• In Focus

    Human rights in India

    International governments and non-governmental organisations have raised concerns about the human rights situation in India. Recent allegations have been disputed by the Indian government, which has reiterated its commitment to human rights. This article focuses on some of the concerns raised, including in relation to Kashmir, and outlines the UK government’s response.

  • In Focus

    Police and crime commissioners: Powers and functions

    Since 2012, directly elected politicians called police and crime commissioners (PCCs) have been responsible for the non-operational aspects of policing in most forces in England and Wales. In July 2020, the government announced a two-part review of the PCC model. This article provides background information on the responsibilities held by PCCs and summarises the findings of the government’s review.

  • In Focus

    Protests in Iran: Death of Mahsa Amini

    In recent weeks, Iran has seen widespread protests following allegations that the country’s morality police caused the death of a 22-year-old woman, Mahsa Amini. This briefing looks at how the protests have developed and the reaction of the Iranian authorities. It also considers how the international community, including the UK, has responded.

  • In Focus

    British passports, citizenship, and barriers for people born in the Republic of Ireland

    A person is eligible to apply for a British passport if they have British nationality. This includes a person who has British citizenship. Discussions have increased recently about how Irish citizens who were not born in Northern Ireland, but who are now resident there, can obtain British passports without cost. This article considers the eligibility criteria for a British passport, the citizenship process, and recent parliamentary scrutiny of the issue.

  • In Focus

    Effects of corruption in the UK

    Corruption can be defined as dishonest and illegal behaviour by people in positions of power. It threatens national security, reduces access to services, erodes public trust in institutions and impedes investment. Measures of corruption produced by organisations such as Transparency International indicate stability in the UK’s recent global corruption rank. However, anti-corruption experts have pointed to a number of recent scandals which are leading to the perception that corruption in the UK is worsening.

  • In Focus

    Educational attainment gap: Regional disparities

    Following the release of this year’s GCSE and A-level results, some commentators have raised concerns that the educational attainment gap between the north and south of England has widened. This issue is the focus of an upcoming question for short debate in the House of Lords. In preparation for the debate, this briefing looks at recent commentary on the issue and provides an overview of this year’s results.

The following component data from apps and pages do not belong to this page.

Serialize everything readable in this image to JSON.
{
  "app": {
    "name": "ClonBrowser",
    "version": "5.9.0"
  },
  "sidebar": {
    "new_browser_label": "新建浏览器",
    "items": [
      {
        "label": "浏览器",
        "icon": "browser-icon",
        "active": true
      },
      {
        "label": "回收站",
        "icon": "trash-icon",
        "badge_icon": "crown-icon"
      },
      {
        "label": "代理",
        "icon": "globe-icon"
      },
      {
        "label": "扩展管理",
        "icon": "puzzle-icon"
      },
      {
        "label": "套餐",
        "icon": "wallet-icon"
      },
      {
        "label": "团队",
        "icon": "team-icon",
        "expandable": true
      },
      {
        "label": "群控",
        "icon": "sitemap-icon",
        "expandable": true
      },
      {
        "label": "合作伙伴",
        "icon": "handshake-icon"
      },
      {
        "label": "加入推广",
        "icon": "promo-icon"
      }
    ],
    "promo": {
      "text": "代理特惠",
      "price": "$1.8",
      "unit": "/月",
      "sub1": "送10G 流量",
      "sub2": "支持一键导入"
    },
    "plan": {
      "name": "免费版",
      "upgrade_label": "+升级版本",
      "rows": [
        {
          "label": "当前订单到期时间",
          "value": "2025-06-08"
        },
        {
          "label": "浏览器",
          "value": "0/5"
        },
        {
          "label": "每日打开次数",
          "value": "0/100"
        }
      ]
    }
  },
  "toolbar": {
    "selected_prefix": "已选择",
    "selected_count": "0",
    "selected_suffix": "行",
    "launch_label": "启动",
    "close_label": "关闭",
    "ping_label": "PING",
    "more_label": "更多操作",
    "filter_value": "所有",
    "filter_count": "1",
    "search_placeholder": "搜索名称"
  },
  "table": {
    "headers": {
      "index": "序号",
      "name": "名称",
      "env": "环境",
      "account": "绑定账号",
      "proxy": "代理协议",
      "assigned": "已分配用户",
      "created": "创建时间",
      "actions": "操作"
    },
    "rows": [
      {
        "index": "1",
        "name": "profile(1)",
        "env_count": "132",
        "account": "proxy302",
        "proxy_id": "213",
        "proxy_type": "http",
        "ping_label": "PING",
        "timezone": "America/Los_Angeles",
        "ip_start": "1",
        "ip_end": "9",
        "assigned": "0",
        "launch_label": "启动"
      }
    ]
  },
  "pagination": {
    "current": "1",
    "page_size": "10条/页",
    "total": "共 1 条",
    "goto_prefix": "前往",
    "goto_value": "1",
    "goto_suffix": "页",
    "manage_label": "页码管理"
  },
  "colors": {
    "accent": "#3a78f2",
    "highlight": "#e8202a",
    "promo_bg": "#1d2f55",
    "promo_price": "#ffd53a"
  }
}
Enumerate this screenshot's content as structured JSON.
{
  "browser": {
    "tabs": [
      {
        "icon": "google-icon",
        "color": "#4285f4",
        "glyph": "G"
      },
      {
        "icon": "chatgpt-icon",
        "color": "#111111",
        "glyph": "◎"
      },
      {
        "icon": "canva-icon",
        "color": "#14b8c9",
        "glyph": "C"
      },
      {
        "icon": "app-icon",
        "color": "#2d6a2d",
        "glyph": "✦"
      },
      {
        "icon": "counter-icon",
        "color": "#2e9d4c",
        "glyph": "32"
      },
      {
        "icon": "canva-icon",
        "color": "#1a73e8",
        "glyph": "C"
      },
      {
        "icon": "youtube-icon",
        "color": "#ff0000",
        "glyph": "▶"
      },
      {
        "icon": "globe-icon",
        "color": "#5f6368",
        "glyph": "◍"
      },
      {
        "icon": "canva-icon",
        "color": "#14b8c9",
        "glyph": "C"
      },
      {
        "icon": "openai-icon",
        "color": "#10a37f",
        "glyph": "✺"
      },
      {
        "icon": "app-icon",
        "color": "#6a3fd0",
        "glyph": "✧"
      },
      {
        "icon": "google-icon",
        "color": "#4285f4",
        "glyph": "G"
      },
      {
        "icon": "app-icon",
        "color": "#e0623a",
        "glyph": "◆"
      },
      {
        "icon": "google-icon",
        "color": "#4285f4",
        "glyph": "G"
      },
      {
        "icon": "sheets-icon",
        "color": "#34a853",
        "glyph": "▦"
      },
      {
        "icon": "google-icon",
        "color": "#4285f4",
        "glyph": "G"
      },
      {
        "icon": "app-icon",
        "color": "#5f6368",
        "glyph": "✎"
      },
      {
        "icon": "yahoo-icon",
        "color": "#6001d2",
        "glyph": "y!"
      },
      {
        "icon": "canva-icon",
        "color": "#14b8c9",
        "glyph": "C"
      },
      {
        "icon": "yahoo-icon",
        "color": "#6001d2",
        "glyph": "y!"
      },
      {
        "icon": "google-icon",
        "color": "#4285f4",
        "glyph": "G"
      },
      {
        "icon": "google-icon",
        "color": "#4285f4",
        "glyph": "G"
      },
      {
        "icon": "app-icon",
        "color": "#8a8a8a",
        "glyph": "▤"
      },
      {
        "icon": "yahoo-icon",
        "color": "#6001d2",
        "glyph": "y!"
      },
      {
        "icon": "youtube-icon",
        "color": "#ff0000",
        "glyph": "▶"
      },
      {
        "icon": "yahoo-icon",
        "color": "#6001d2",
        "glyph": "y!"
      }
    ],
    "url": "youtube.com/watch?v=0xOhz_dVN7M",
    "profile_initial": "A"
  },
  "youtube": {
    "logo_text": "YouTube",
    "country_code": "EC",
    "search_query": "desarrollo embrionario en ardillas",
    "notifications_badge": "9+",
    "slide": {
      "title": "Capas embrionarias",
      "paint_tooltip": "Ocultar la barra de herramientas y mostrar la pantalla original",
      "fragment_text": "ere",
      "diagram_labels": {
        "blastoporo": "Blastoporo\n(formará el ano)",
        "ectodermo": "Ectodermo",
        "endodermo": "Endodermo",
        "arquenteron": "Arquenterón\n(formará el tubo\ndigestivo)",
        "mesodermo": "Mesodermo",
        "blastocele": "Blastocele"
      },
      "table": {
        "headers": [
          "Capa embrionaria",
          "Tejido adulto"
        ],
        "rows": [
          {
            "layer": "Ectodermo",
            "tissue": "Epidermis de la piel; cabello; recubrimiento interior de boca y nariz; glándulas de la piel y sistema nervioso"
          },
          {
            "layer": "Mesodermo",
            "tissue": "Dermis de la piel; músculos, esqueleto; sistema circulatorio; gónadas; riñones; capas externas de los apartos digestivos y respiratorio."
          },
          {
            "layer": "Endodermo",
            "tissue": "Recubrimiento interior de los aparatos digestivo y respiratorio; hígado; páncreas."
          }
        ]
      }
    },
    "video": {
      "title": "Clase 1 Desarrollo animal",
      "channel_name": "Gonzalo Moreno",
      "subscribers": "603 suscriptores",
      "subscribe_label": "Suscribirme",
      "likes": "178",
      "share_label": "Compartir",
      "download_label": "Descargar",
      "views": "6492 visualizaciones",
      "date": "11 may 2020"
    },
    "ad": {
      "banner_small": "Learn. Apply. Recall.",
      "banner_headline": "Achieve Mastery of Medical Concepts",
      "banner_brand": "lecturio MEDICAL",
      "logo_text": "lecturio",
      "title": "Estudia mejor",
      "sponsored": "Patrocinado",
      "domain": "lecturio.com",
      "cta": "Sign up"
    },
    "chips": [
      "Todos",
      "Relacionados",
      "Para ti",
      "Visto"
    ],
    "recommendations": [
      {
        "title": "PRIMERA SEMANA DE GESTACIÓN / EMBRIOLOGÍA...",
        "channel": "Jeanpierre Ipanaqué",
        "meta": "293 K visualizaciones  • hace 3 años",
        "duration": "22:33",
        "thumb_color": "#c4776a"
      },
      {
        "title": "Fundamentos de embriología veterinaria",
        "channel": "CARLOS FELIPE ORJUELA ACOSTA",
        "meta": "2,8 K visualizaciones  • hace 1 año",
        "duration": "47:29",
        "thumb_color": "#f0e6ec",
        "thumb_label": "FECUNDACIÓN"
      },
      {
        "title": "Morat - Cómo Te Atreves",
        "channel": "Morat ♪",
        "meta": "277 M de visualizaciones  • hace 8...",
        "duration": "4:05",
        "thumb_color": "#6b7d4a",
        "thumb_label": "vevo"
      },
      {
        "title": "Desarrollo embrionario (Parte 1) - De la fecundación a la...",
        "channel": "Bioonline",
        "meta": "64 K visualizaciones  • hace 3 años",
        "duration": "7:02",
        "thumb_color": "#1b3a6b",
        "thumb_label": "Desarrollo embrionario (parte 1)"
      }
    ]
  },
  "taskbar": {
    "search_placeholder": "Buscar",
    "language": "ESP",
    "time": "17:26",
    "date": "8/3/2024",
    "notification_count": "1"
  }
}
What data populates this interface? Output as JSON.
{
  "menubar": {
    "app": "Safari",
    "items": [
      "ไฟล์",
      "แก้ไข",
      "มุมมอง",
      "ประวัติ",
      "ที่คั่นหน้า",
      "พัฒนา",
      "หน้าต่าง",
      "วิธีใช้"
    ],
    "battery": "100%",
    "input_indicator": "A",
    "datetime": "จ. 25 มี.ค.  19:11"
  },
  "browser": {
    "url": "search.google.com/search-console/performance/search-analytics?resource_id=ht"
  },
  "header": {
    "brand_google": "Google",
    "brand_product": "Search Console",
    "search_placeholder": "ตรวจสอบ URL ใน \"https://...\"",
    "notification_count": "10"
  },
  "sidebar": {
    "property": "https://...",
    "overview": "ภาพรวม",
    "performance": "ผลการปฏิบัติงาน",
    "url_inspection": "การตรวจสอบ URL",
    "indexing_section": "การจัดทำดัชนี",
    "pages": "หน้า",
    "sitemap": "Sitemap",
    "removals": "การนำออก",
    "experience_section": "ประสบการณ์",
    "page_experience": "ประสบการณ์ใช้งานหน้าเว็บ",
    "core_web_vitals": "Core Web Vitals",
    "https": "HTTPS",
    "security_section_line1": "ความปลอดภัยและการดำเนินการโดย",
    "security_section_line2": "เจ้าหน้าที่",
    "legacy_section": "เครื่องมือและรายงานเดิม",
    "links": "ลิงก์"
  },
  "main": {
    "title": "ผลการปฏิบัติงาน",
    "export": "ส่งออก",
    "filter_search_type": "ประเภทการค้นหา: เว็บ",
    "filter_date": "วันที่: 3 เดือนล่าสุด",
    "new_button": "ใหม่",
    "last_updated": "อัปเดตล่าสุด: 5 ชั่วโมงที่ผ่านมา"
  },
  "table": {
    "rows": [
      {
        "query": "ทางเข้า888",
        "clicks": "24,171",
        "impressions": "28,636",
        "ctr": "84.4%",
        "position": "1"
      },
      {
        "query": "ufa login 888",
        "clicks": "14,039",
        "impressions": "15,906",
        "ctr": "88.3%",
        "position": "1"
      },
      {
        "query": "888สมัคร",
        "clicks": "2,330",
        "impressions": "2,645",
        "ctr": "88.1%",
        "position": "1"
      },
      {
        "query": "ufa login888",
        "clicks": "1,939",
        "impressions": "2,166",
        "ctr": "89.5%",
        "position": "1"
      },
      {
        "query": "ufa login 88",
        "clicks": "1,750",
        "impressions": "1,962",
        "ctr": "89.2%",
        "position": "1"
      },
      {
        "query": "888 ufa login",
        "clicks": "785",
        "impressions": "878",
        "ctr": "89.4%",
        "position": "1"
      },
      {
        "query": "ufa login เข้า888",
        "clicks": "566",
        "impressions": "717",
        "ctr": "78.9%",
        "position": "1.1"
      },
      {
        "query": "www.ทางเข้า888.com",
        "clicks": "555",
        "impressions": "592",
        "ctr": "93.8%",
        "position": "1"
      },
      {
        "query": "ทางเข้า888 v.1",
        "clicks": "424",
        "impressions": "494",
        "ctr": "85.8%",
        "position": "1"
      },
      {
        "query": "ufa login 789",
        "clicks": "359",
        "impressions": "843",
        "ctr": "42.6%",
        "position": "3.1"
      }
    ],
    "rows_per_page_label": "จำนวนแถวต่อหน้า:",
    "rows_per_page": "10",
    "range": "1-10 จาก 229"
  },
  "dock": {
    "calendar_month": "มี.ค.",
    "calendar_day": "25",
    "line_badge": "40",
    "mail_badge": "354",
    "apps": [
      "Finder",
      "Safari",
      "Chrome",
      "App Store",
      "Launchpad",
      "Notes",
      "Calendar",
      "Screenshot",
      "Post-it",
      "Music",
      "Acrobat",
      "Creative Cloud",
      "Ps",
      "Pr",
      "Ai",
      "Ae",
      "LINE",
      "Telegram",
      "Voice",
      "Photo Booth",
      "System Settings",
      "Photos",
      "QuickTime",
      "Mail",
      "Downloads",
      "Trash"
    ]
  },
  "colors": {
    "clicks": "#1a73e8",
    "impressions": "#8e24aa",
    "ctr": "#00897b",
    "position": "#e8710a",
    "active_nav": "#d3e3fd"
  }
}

  • In Focus

    UK Constitution: Proposals and ministerial responsibility

    The UK’s constitution comprises a host of diverse laws, practices and conventions that have evolved over time. Responsibility for the UK’s constitution lies with the Cabinet Office. In 2021, the Dunlop review recommended the creation of a secretary of state for intergovernmental and constitutional affairs; to date the government has not implemented this recommendation.

  • In Focus

    Standards in public life and the democratic process

    Members of both Houses of Parliament are expected to abide by the seven principles of public life, also known as the Nolan Principles, and to the principles and rules set out in each House’s code of conduct. In addition, ministers are expected to follow the ministerial code. Declines in public trust in government and politicians often follow episodes of perceived declines in standards, such as after the 2009 media coverage of politicians’ expenses.

  • In Focus

    Use and scrutiny of emergency powers during the coronavirus pandemic: Constitution Committee report

    The House of Lords Constitution Committee published a report in 2021 raising concerns about the government’s approach to introducing emergency measures and laws during the coronavirus pandemic. In particular, the committee believed there was limited opportunity for Parliament to properly scrutinise the measures and there were issues of legal clarity. This article summarises the report and the government’s response, and links to other recent committee reports on parliamentary scrutiny.

  • In Focus

    International Agreements Committee report on improving the framework for the parliamentary scrutiny of treaties

    In September 2021, the House of Lords International Agreements Committee published a report on its experiences scrutinising agreements under the current statutory framework for treaty scrutiny. Among its recommendations, the committee called for government commitments on scrutiny working practices made since April 2020 to be consolidated in a formal concordat. The committee also asked the government to commit to giving it more notice of both treaties set to be laid before Parliament and significant other agreements.

  • In Focus

    Political opinion polls: Should there be greater oversight?

    The House of Lords Liaison Committee has updated the findings of an earlier ad hoc Lords committee on the issues arising for UK politics from political opinion polling. The Liaison Committee welcomed recent advances in polling techniques and information prepared by the polling industry on how to interpret polls. However, it concluded that the case for greater oversight of polling remained a matter for debate.

  • In Focus

    Queen’s Speech 2022: Devolved affairs

    The Government has argued that devolution has “empowered communities” and provided “huge benefits across the United Kingdom”. Its stated aim is to continue to collaborate with the devolved administrations, “work[ing] together to deliver for the British people”. This article discusses some of the key issues in devolved affairs that may be addressed in the forthcoming parliamentary session.